__GIVEN RECORDS__

════════════════

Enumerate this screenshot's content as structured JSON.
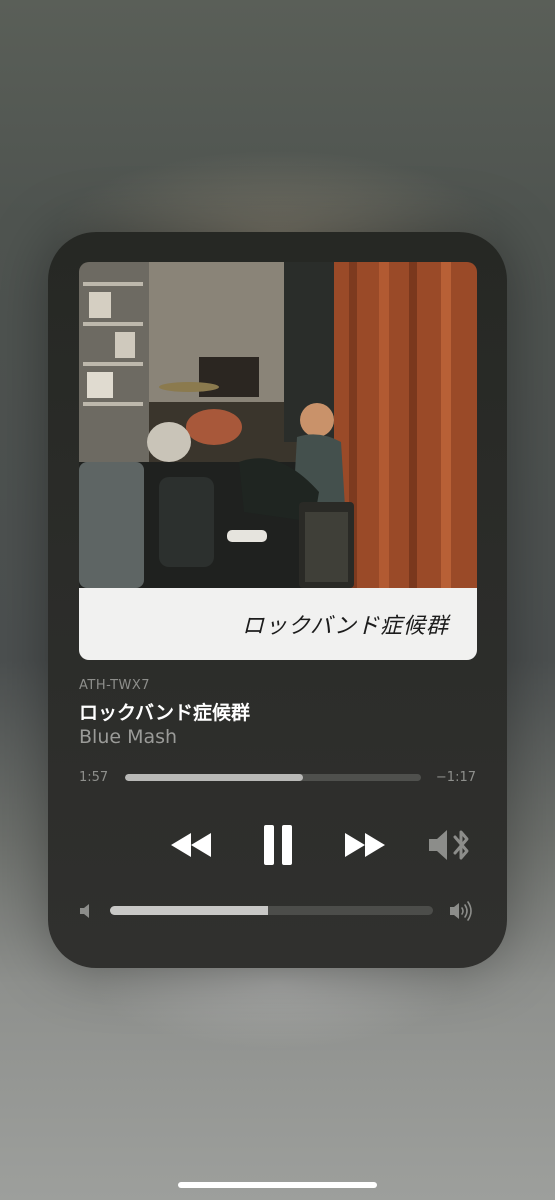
{
  "player": {
    "artwork": {
      "title_text": "ロックバンド症候群"
    },
    "device_name": "ATH-TWX7",
    "track_title": "ロックバンド症候群",
    "artist": "Blue Mash",
    "progress": {
      "elapsed": "1:57",
      "remaining": "−1:17",
      "fraction": 0.6
    },
    "controls": {
      "rewind_icon": "rewind-icon",
      "pause_icon": "pause-icon",
      "forward_icon": "fast-forward-icon",
      "output_icon": "bluetooth-speaker-icon"
    },
    "volume": {
      "level": 0.49,
      "min_icon": "speaker-low-icon",
      "max_icon": "speaker-high-icon"
    }
  },
  "colors": {
    "card_background": "#2b2c29",
    "text_primary": "#ffffff",
    "text_secondary": "#9a9b98",
    "track_fill": "#b9b9b7"
  }
}
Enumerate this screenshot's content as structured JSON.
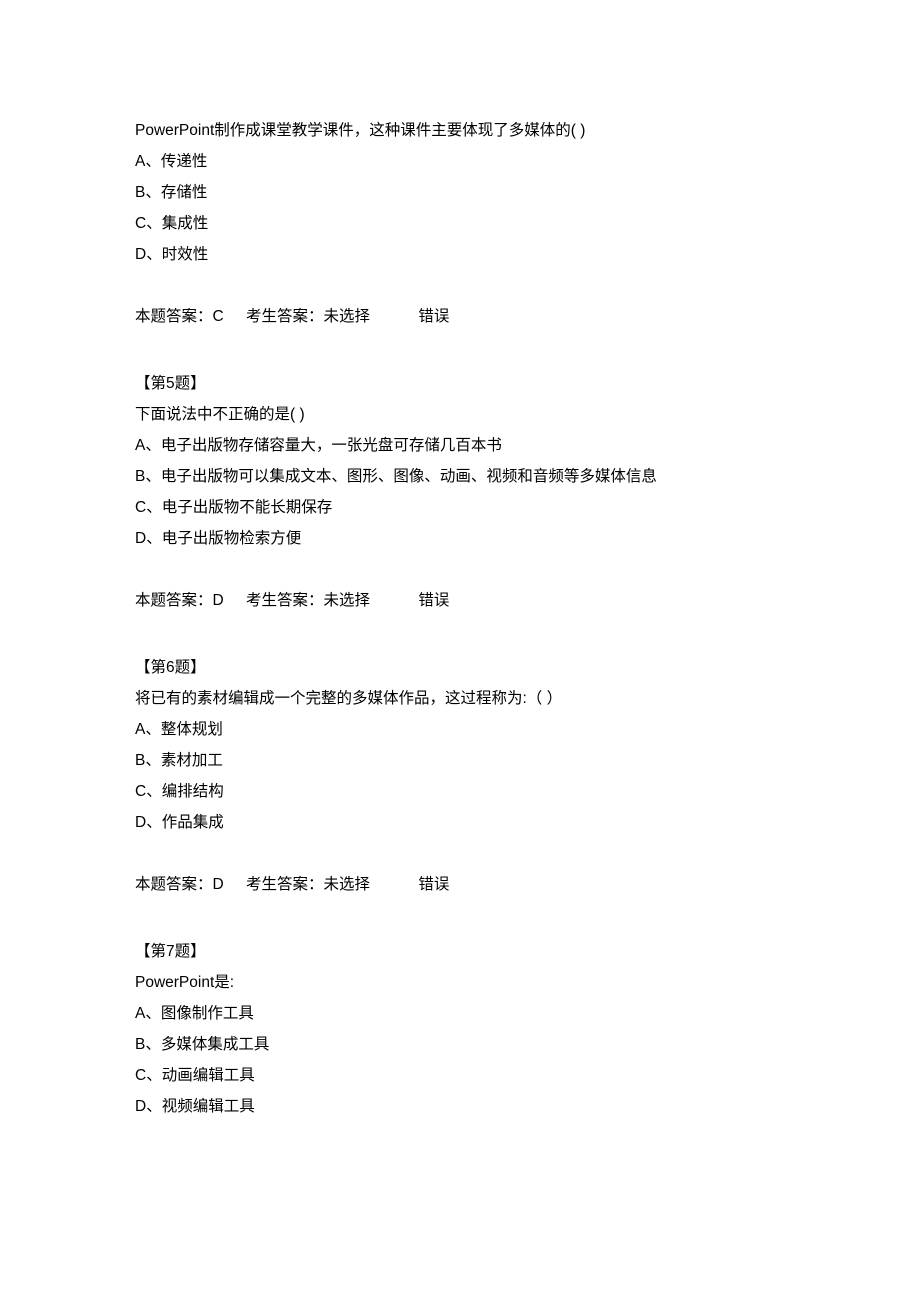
{
  "q4_partial": {
    "stem": "PowerPoint制作成课堂教学课件，这种课件主要体现了多媒体的(  )",
    "options": {
      "A": "A、传递性",
      "B": "B、存储性",
      "C": "C、集成性",
      "D": "D、时效性"
    },
    "answer_label": "本题答案：C",
    "candidate_label": "考生答案：未选择",
    "result": "错误"
  },
  "q5": {
    "header": "【第5题】",
    "stem": "下面说法中不正确的是(  )",
    "options": {
      "A": "A、电子出版物存储容量大，一张光盘可存储几百本书",
      "B": "B、电子出版物可以集成文本、图形、图像、动画、视频和音频等多媒体信息",
      "C": "C、电子出版物不能长期保存",
      "D": "D、电子出版物检索方便"
    },
    "answer_label": "本题答案：D",
    "candidate_label": "考生答案：未选择",
    "result": "错误"
  },
  "q6": {
    "header": "【第6题】",
    "stem": "将已有的素材编辑成一个完整的多媒体作品，这过程称为:（ ）",
    "options": {
      "A": "A、整体规划",
      "B": "B、素材加工",
      "C": "C、编排结构",
      "D": "D、作品集成"
    },
    "answer_label": "本题答案：D",
    "candidate_label": "考生答案：未选择",
    "result": "错误"
  },
  "q7": {
    "header": "【第7题】",
    "stem": "PowerPoint是:",
    "options": {
      "A": "A、图像制作工具",
      "B": "B、多媒体集成工具",
      "C": "C、动画编辑工具",
      "D": "D、视频编辑工具"
    }
  }
}
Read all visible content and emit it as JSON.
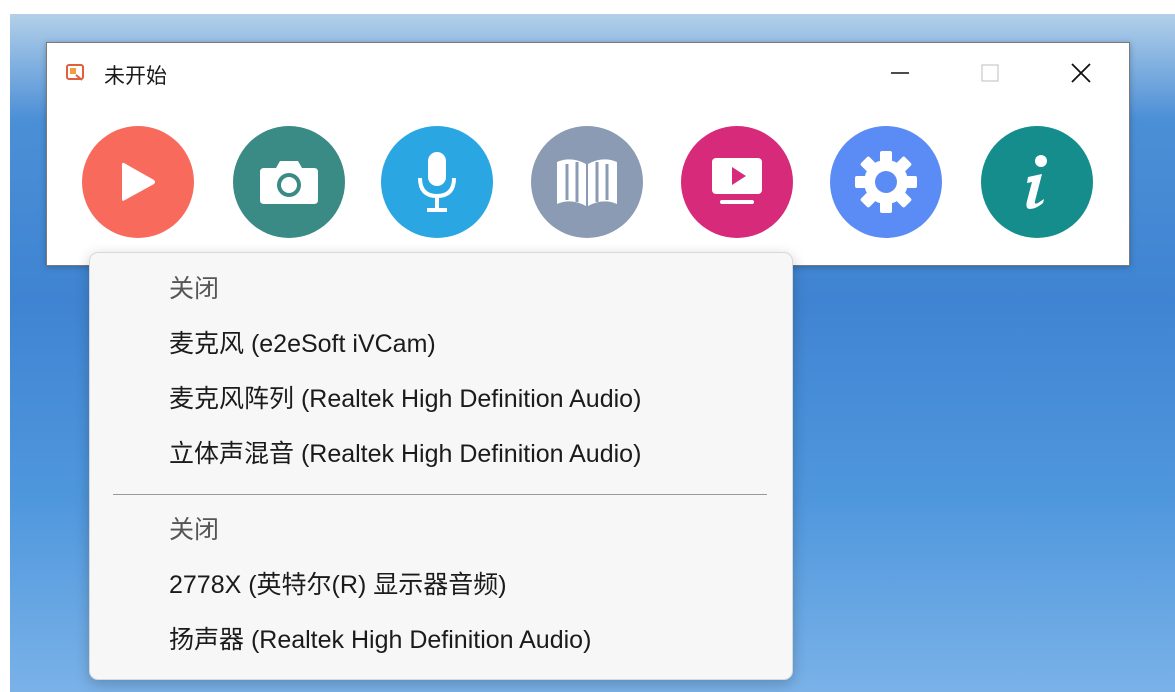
{
  "window": {
    "title": "未开始",
    "controls": {
      "minimize": "minimize",
      "maximize": "maximize",
      "close": "close"
    }
  },
  "toolbar": {
    "buttons": [
      {
        "id": "start",
        "icon": "play-icon",
        "color": "#f86b5c"
      },
      {
        "id": "screenshot",
        "icon": "camera-icon",
        "color": "#3a8a85"
      },
      {
        "id": "microphone",
        "icon": "microphone-icon",
        "color": "#2aa7e2"
      },
      {
        "id": "library",
        "icon": "book-icon",
        "color": "#8a9bb3"
      },
      {
        "id": "screen-record",
        "icon": "screen-play-icon",
        "color": "#d72a7a"
      },
      {
        "id": "settings",
        "icon": "gear-icon",
        "color": "#5b8cf5"
      },
      {
        "id": "about",
        "icon": "info-icon",
        "color": "#168d8d"
      }
    ]
  },
  "menu": {
    "group1": [
      "关闭",
      "麦克风 (e2eSoft iVCam)",
      "麦克风阵列 (Realtek High Definition Audio)",
      "立体声混音 (Realtek High Definition Audio)"
    ],
    "group2": [
      "关闭",
      "2778X (英特尔(R) 显示器音频)",
      "扬声器 (Realtek High Definition Audio)"
    ]
  }
}
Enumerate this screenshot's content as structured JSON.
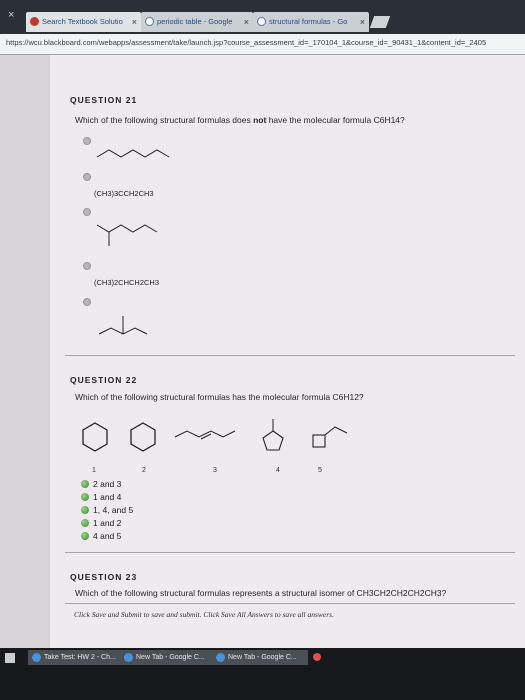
{
  "browser": {
    "tabs": [
      {
        "label": "Search Textbook Solutio"
      },
      {
        "label": "periodic table - Google"
      },
      {
        "label": "structural formulas - Go"
      }
    ],
    "url": "https://wcu.blackboard.com/webapps/assessment/take/launch.jsp?course_assessment_id=_170104_1&course_id=_90431_1&content_id=_2405"
  },
  "q21": {
    "heading": "QUESTION 21",
    "text_before": "Which of the following structural formulas does ",
    "text_bold": "not",
    "text_after": " have the molecular formula C6H14?",
    "options": [
      {
        "type": "skeletal",
        "name": "hexane"
      },
      {
        "type": "text",
        "label": "(CH3)3CCH2CH3"
      },
      {
        "type": "skeletal",
        "name": "branched"
      },
      {
        "type": "text",
        "label": "(CH3)2CHCH2CH3"
      },
      {
        "type": "skeletal",
        "name": "branched-2"
      }
    ]
  },
  "q22": {
    "heading": "QUESTION 22",
    "text": "Which of the following structural formulas has the molecular formula C6H12?",
    "structure_numbers": [
      "1",
      "2",
      "3",
      "4",
      "5"
    ],
    "options": [
      "2 and 3",
      "1 and 4",
      "1, 4, and 5",
      "1 and 2",
      "4 and 5"
    ]
  },
  "q23": {
    "heading": "QUESTION 23",
    "text": "Which of the following structural formulas represents a structural isomer of CH3CH2CH2CH2CH3?"
  },
  "instructions": "Click Save and Submit to save and submit. Click Save All Answers to save all answers.",
  "taskbar": {
    "items": [
      "Take Test: HW 2 - Ch...",
      "New Tab - Google C...",
      "New Tab - Google C..."
    ]
  }
}
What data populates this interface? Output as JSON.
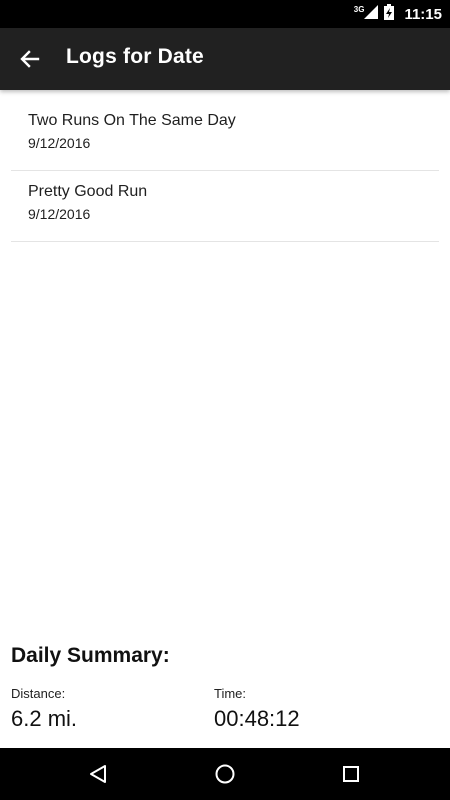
{
  "status_bar": {
    "network": "3G",
    "time": "11:15"
  },
  "app_bar": {
    "title": "Logs for Date"
  },
  "logs": [
    {
      "title": "Two Runs On The Same Day",
      "date": "9/12/2016"
    },
    {
      "title": "Pretty Good Run",
      "date": "9/12/2016"
    }
  ],
  "summary": {
    "title": "Daily Summary:",
    "distance_label": "Distance:",
    "distance_value": "6.2 mi.",
    "time_label": "Time:",
    "time_value": "00:48:12"
  },
  "icons": {
    "back": "arrow-left-icon",
    "nav_back": "triangle-back-icon",
    "nav_home": "circle-home-icon",
    "nav_recents": "square-recents-icon"
  }
}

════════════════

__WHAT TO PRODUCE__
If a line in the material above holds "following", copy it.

__SOLUTION TO THE PROBLEM__
    "text_before": "Which of the following structural formulas does ",
    "text": "Which of the following structural formulas has the molecular formula C6H12?",
    "text": "Which of the following structural formulas represents a structural isomer of CH3CH2CH2CH2CH3?"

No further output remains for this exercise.